THE FIRST ETHICAL SMARTPHONE ?
4 billion of smartphones are used worldwide today and it seems impossible not to use them for more than 24 hours. But do we actually know what they are made of?
A smartphone gathers more than 30 different types of minerals. Some of them, such as tin or tantalum, come from conflict zones. That is the case in the Democratic Republic of Congo where most of the mines are under the control of rebel forces that are using child labor to extract minerals and that do not respect human rights. As no one really knows about this situation and due to the lack of responsible alternatives, the consumers are indirectly involved in this system.
But should we stop using smartphones because of that? The answer is obviously… no! To solve this issue, a change must be done in the way smartphones are produced and conceived.
It is a young Dutch designer, Bas Van Abdel, who has first tried to tackle this issue in 2010. Aware of this critical situation in the smartphone industry, he decided to take up a challenge: create the first sustainable and ethical phone, the « Fairphone ».
In 2010, he launched a crowdfunding campaign in order to raise funds for the production of a first batch of 5 000 Fairphones. In three weeks, 10 000 orders were registered and it gave birth to the Fairphone start-up.
The Fairphone 1 tackles the supply chain transparency issue. The company tries to work as much as possible with responsible suppliers and use « clean » minerals that are not coming from conflict zones. With Fairphone 1, the company uses radical transparency regarding its supply chain, but acknowledges that there is still room for improvement to reach the objective of a 100% responsible and sustainable procurement. However, Fairphone 1 has been a great consumer success with more than 60.000 smartphones sold in total.

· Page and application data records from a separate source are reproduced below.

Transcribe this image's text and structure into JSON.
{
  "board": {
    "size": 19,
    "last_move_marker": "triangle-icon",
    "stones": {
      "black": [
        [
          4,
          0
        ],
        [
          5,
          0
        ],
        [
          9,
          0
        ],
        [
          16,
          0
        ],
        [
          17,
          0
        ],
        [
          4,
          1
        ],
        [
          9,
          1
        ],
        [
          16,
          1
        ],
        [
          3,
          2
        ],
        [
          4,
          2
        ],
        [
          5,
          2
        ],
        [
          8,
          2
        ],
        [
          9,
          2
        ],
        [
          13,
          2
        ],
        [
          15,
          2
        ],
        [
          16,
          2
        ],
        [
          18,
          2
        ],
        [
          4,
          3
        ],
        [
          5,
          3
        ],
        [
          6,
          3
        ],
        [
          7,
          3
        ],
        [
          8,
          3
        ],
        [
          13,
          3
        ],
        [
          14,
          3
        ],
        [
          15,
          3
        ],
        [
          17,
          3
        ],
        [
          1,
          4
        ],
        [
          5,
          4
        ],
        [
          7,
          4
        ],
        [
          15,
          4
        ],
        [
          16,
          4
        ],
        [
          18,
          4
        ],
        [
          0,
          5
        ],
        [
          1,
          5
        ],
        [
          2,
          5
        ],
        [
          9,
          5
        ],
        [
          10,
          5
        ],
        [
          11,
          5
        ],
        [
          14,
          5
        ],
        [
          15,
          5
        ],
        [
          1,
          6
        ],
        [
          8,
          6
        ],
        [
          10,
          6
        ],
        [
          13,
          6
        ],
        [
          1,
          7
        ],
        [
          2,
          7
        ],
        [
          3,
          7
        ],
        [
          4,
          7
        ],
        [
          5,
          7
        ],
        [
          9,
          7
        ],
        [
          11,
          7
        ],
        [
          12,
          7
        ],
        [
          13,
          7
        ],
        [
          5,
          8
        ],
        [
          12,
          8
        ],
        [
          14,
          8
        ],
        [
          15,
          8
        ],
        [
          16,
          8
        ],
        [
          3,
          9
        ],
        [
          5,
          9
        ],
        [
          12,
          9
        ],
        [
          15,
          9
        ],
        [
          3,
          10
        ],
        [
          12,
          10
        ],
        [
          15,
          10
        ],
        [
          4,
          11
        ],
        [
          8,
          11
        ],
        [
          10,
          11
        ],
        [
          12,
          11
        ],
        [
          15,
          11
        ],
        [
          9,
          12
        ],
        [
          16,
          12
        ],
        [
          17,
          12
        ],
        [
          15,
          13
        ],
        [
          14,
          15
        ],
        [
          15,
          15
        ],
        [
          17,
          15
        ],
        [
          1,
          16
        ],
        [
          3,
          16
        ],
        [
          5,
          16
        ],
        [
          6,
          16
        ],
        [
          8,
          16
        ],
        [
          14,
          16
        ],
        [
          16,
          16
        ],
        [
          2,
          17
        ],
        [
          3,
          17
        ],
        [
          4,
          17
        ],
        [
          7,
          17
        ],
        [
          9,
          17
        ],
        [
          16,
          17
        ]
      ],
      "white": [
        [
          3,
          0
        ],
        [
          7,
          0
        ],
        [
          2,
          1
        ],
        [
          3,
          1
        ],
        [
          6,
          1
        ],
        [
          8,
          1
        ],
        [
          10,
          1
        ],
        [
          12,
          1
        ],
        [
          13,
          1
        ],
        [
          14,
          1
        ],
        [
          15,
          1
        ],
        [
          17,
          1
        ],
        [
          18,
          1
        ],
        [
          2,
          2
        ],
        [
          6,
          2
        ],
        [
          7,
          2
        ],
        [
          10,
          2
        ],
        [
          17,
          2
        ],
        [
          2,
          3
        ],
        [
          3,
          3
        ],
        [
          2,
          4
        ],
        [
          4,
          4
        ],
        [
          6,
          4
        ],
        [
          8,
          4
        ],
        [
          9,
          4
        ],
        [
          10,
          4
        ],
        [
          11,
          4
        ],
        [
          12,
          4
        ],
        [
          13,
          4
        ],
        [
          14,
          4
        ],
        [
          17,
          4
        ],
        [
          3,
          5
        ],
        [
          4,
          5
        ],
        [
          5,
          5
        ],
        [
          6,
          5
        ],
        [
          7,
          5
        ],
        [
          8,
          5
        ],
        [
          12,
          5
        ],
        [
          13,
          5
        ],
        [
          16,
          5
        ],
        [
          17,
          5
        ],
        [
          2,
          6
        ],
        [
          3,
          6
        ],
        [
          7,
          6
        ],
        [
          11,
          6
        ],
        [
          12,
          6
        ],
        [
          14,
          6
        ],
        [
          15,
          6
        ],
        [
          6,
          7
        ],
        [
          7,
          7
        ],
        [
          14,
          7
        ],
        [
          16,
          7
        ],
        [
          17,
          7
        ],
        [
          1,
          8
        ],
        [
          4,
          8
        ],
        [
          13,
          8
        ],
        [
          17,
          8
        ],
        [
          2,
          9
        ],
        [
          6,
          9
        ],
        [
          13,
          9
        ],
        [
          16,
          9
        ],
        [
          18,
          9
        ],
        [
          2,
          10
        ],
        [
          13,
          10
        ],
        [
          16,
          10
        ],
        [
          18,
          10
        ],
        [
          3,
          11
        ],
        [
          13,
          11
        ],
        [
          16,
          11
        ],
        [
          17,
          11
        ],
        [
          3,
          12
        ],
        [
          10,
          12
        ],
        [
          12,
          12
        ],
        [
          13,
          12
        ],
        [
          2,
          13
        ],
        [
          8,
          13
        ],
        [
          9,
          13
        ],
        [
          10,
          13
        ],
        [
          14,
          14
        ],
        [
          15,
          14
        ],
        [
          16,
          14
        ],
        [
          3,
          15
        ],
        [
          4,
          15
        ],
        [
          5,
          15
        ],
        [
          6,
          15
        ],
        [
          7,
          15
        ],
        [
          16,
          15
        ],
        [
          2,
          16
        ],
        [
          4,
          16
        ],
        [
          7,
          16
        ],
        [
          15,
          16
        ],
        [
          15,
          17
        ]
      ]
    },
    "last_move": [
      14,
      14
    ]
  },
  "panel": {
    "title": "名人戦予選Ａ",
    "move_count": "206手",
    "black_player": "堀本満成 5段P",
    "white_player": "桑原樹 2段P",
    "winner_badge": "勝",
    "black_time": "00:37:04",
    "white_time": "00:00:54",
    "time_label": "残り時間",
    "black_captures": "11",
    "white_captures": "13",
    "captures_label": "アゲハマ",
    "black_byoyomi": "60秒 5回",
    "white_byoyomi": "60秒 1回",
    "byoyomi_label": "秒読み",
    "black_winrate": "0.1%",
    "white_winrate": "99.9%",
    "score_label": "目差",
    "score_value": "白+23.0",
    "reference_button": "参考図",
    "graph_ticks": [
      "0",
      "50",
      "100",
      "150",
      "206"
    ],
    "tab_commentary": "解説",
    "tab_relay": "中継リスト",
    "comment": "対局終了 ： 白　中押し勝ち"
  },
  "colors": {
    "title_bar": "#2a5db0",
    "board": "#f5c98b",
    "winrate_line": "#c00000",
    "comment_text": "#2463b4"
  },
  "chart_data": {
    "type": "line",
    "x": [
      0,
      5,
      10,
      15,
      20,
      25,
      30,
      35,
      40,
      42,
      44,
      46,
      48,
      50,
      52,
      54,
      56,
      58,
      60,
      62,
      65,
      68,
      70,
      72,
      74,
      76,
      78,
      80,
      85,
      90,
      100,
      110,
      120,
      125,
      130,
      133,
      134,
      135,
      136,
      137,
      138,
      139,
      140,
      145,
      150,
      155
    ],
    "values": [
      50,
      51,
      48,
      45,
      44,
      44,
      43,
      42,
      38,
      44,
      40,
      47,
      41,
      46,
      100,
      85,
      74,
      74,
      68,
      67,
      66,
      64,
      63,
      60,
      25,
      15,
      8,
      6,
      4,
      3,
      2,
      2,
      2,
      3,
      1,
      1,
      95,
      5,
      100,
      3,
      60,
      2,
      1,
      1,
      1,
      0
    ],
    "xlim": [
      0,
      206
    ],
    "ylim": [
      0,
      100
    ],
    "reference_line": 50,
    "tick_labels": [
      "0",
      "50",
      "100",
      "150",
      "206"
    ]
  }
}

The Fairphone 2, that is to be released in summer 2015, tackles another issue of the smartphone industry: planned obsolescence. Most of the smartphones are not conceived to last and this contributes to a growing production of electronic waste (known as e-waste). Millions of smartphones end up in landfill each year. Today, only 7% of the electronic components used in mobile devices are recycled. To tackle this problem, the Fairphone 2 has been designed in such a way that it is easy to repair. For Miquel Ballester, in charge of circular economy at Fairphone, « the design of the smartphone is key, combining the use of sustainable minerals and eco-conception, so that the product is built to last». All the plastic components used in the Fairphone are coming from recycled plastic and with Fairphone 2 the objective is to reach 50% of recycled components in total.
The start-up has also launched different recycling programs: one in Europe to take back the old smartphones of the Fairphone users and one in Ghana to raise awareness of the local population about recycling and about the danger of e-waste. Thanks to these initiatives 70 000 mobile phones have already been collected.
Even if Fairphone remains a small player compared to Apple or Samsung, it has created a real movement of responsible consumers that are now aware of the issues of the smartphone industry. For Bas Van Abdel, the main goal of Fairphone is not to become a leader in the smartphone industry but rather to enhance a real change in the way smartphones are produced: this implies more transparency on the supply chain and smart design in order to move to a sustainable phone. We now have a question: when will the first 100% ethical smartphone be available?